Dan looked, seeing nothing but stumps and fallen branches, but as he focused, he saw what Cliff had seen. There was a jet black object, long and narrow, sticking out of the ice. He raised his scope to his eye and zoomed in. Sadly, it was Toby’s rifle. His heart sank.
“Shit,” he said. “It’s his Ruger.”
“We gotta find a way down there,” Cliff said.
Cliff was right. There was no way they could simply slide down the bank without getting hurt. If Toby had done so, he was likely lying there somewhere at the bottom, injured and/or frozen stiff. Dan had no desire to injure himself or see anyone else get injured. He was out of ideas, other than traversing the ridge around the forest.
But if they could manage to get down there, they might lose Toby’s trail.
“Fuck it,” Dan said. “We gotta go down here.”
“Great,” Jake grumbled. “I was hoping you wouldn’t say that.”
Dan stretched his left leg out over the slope, stomping his heel down onto the icy crust. He managed to put a nice hole in it, and took a step forward, turning back to nod at the others.
“Let’s go,” he said. “Be careful. I don’t want anyone slamming into a tree.”
Jake pulled out his machete, turning around to go down backwards. He used the long heavy blade to break up all the ice around him, making a nice, soft path for the rest to use. Dan continued down, keeping his eye on the others.

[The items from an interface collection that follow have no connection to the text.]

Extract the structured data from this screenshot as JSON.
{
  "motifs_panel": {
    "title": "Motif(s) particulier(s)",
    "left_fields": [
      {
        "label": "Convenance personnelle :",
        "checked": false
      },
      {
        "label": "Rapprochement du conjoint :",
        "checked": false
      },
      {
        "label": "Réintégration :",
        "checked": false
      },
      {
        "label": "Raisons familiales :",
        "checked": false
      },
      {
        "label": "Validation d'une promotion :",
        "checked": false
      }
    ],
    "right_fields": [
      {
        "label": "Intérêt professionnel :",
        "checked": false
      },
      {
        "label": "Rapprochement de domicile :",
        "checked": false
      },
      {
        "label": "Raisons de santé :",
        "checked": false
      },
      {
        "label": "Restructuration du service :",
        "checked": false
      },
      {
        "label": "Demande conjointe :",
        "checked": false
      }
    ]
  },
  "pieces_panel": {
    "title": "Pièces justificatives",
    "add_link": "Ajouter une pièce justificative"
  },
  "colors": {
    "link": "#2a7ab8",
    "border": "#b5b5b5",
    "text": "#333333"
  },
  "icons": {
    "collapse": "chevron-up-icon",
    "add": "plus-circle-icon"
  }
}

But then he slipped.
He smacked his face on the ice, groaning loudly as he began sliding. Despite his efforts, he couldn’t stop. He just rolled over onto his back on the way down, trying to steer his way using his hands. He stopped at the bottom safely, scared shitless, but uninjured.

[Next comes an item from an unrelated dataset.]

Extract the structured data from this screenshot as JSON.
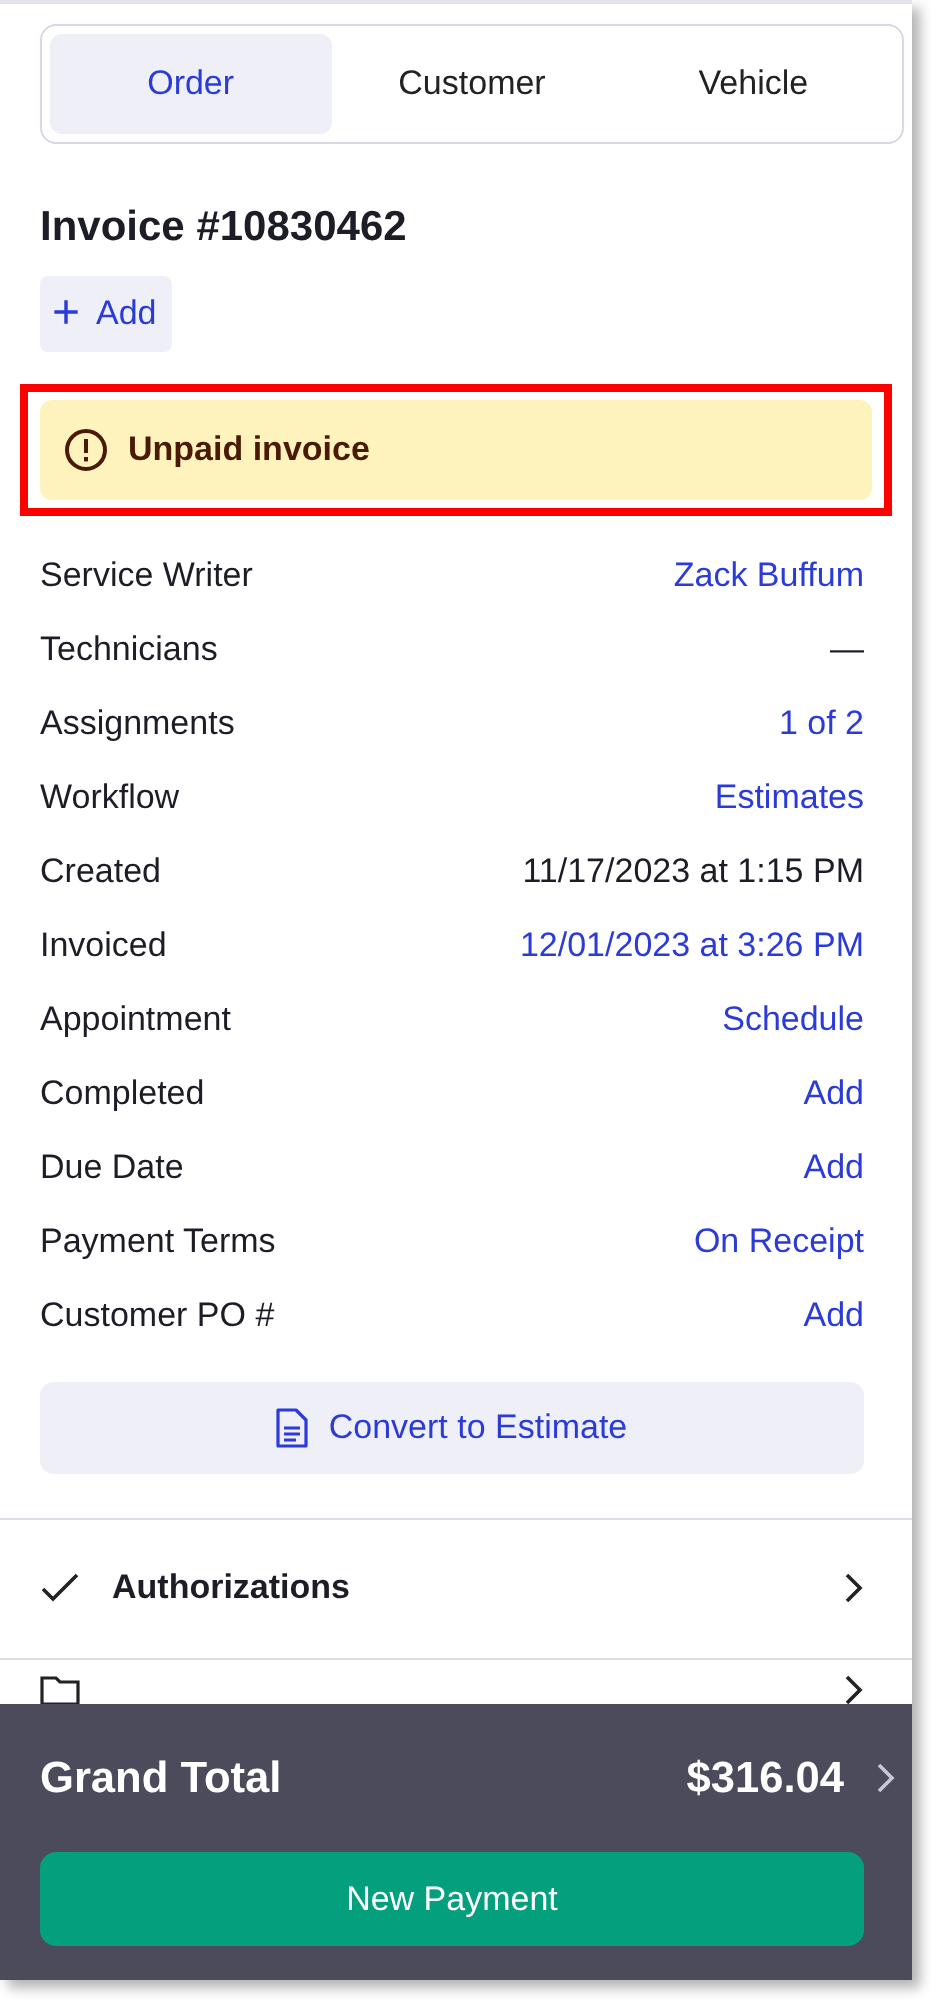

Are you okay?”
he heard Jake shout.
Dan dusted himself off. “Yeah,” he called back.
“You said don’t slip.”
Dan grinned, gathering up his rifle and sweeping it around at the forest floor. As the others made their way down, he examined the mass of broken surface ice. It was obvious Toby had landed here, but had either gotten up and walked away or was carried away. Seeing as the rifle was sticking out of the ice a few feet away, he knew the boy was probably in trouble. He frantically looked around for blood, or other signs of danger.

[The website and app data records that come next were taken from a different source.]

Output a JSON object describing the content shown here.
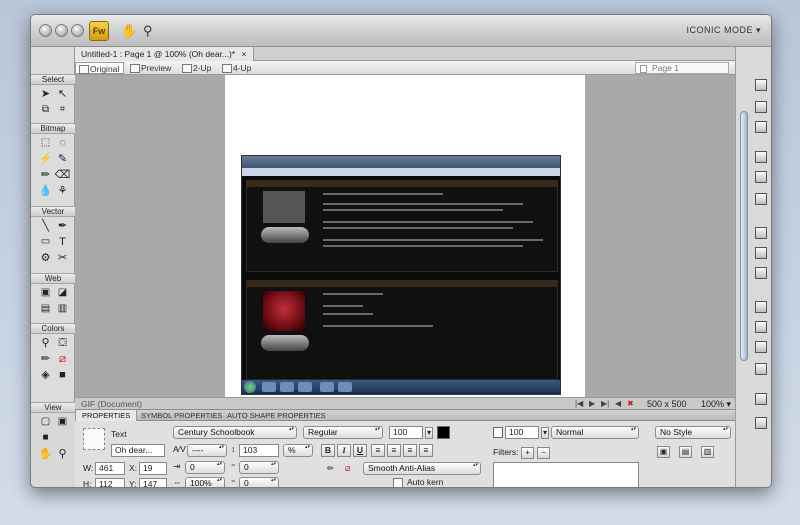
{
  "app": {
    "logo_text": "Fw",
    "mode_label": "ICONIC MODE ▾"
  },
  "document": {
    "tab_title": "Untitled-1 : Page 1 @ 100% (Oh dear...)*",
    "close_icon": "×"
  },
  "view_bar": {
    "views": [
      "Original",
      "Preview",
      "2-Up",
      "4-Up"
    ],
    "active_view": "Original",
    "page_selector": "Page 1"
  },
  "tools": {
    "sections": [
      "Select",
      "Bitmap",
      "Vector",
      "Web",
      "Colors",
      "View"
    ]
  },
  "status_bar": {
    "file_type": "GIF (Document)",
    "canvas_size": "500 x 500",
    "zoom": "100% ▾"
  },
  "properties": {
    "tabs": [
      "PROPERTIES",
      "SYMBOL PROPERTIES",
      "AUTO SHAPE PROPERTIES"
    ],
    "object_type": "Text",
    "object_name": "Oh dear...",
    "font_family": "Century Schoolbook",
    "font_style": "Regular",
    "font_size": "100",
    "kerning": "----",
    "leading": "103",
    "leading_unit": "%",
    "indent": "0",
    "space_before": "0",
    "horizontal_scale": "100%",
    "space_after": "0",
    "width": "461",
    "x": "19",
    "height": "112",
    "y": "147",
    "w_label": "W:",
    "x_label": "X:",
    "h_label": "H:",
    "y_label": "Y:",
    "bold": "B",
    "italic": "I",
    "underline": "U",
    "anti_alias": "Smooth Anti-Alias",
    "auto_kern": "Auto kern",
    "opacity": "100",
    "blend_mode": "Normal",
    "filters_label": "Filters:",
    "add_filter": "+",
    "remove_filter": "−",
    "style": "No Style"
  },
  "colors": {
    "text_fill": "#000000",
    "accent": "#f3c634"
  }
}
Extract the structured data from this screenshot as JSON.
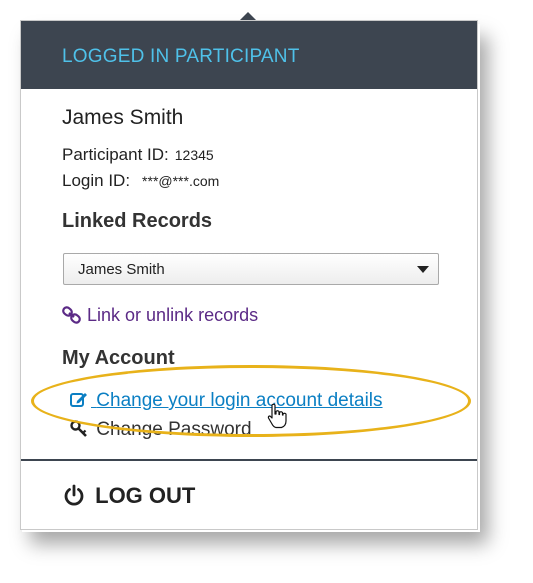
{
  "header": {
    "title": "LOGGED IN PARTICIPANT"
  },
  "participant": {
    "name": "James Smith",
    "id_label": "Participant ID:",
    "id_value": "12345",
    "login_label": "Login ID:",
    "login_value": "***@***.com"
  },
  "linked_records": {
    "title": "Linked Records",
    "selected": "James Smith",
    "link_text": "Link or unlink records"
  },
  "my_account": {
    "title": "My Account",
    "change_details": "Change your login account details",
    "change_password": "Change Password"
  },
  "logout": {
    "label": "LOG OUT"
  },
  "colors": {
    "header_bg": "#3d4550",
    "header_text": "#4fc1e9",
    "link_blue": "#0b7fc3",
    "link_purple": "#5b2a86",
    "highlight": "#e8b21a"
  }
}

There was nothing.
“Did you slam into any trees?” Jake said when they all reached the bottom.”
“No, but check this out.” He pointed at the landing spot, and the others searched it with their lights. Cliff knelt to inspect it further.
“He definitely landed here,” he said. “I can see his handprints. I don’t see his footprints going anywhere though.”
“Guys,” Drew said a ways away. “There are some heavy boot prints here.”
Cliff went over to look, and then shook his head and looked back at Dan. “He’s right,” he said. “Someone walked in this direction and then walked away, probably carrying Toby.”
“Shit,” Dan said. He wasn’t sure if that was a good thing or a bad thing. “I guess we follow those.”
Jake was staring at another spot. He mumbled something, and then shined his light in a circle around the boot prints.
“What is it?” Dan asked.
“Mr. Big Boots had company.”
Cliff followed Jake’s gaze, and Dan went to look as well. There, around the boot prints, were other tracks. They were barefoot and elongated, with four clawed toes.
“Jesus Christ,” Dan said, squatting down.
Eric, who had been silent, called to them from a few yards ahead. “They go on this way,” he said. “Right into the heart of the forest.”
The landscape sloped downward at a gentle angle, but became thicker and thicker. They would have trouble navigating it safely and effectively, but they had to try. Toby’s life was at stake. Dan’s biggest fear, other than whether Toby was still alive or not, was the uncertainty of what they would encounter in the deep woods.
There were enough strange things out in the open.
“Let’s go get our boy,” Dan said.